Saturday, December 14, 2013


Jogjakarta and its sister city Surakarta, known as Solo, are the centers of Indonesian batik process. Some batik is still handmade and dyed, with wax used to resist colors. It's similar to the way Ukrainian Easter eggs are made.

Joyce from Shanghai and I squeezed in an hour to learn how batik is made and create our own souvenirs (cost: 50,000 rupiah or about $4.50). The last time I made batik was summer camp.
The factory has hundreds of stamps. They're used to apply wax.

We selected a border and the stamps, and then pressed wax onto white fabric. This man pressed a second time, to improve our work.

This is Joyce's.

Once the wax is applied, the fabric is dipped in dye, often multiple times. We only had time for one color (blue) plus white.

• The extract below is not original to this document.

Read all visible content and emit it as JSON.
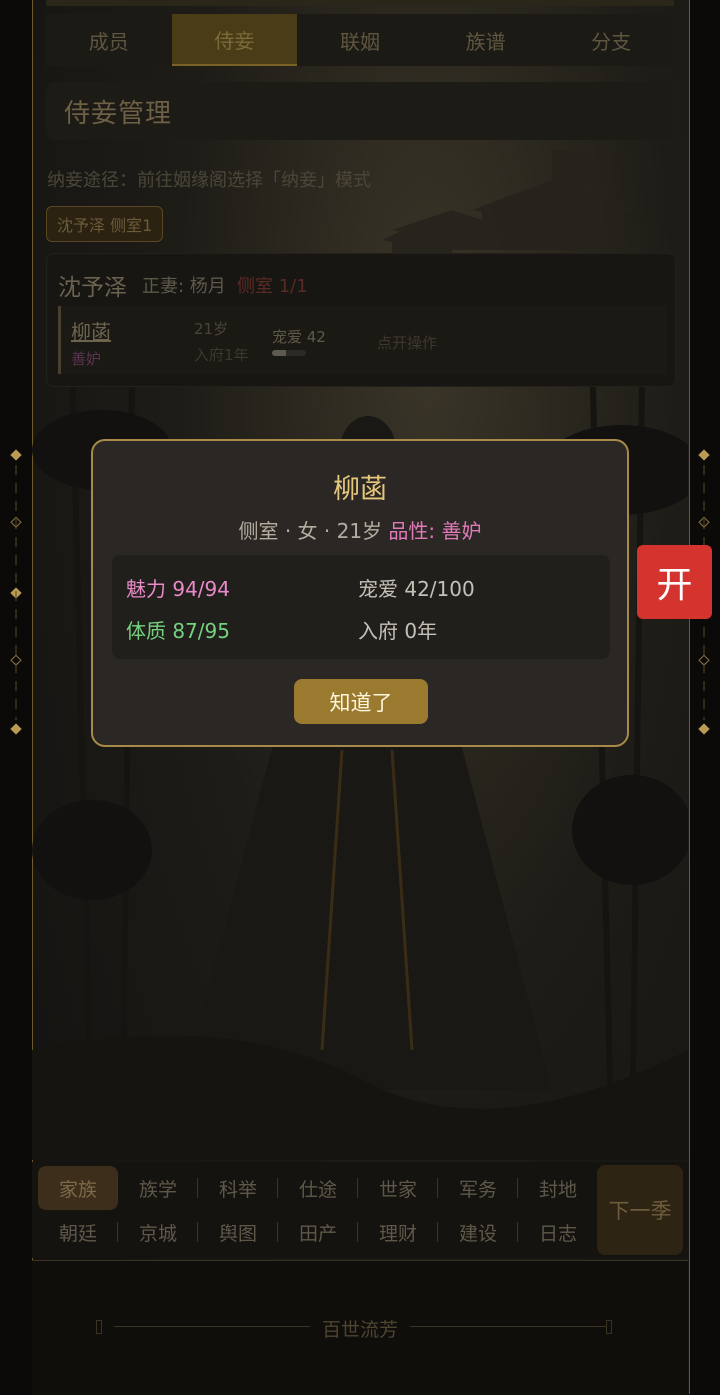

After dying, the fabric is boiled to remove the wax, which is reused.
Here a few workers are painstakingly applying wax for detail.

The ends are sewn on an old Chinese Butterfly sewing machine. Then the fabric is ironed and placed in a gift bag. All in about 90 minutes.

Note that the accent in "batik" is on the first syllable, not the way Americans pronounce it. BAH-tik, not buh-TEAK.

Bonus points if you spot the error in my batik.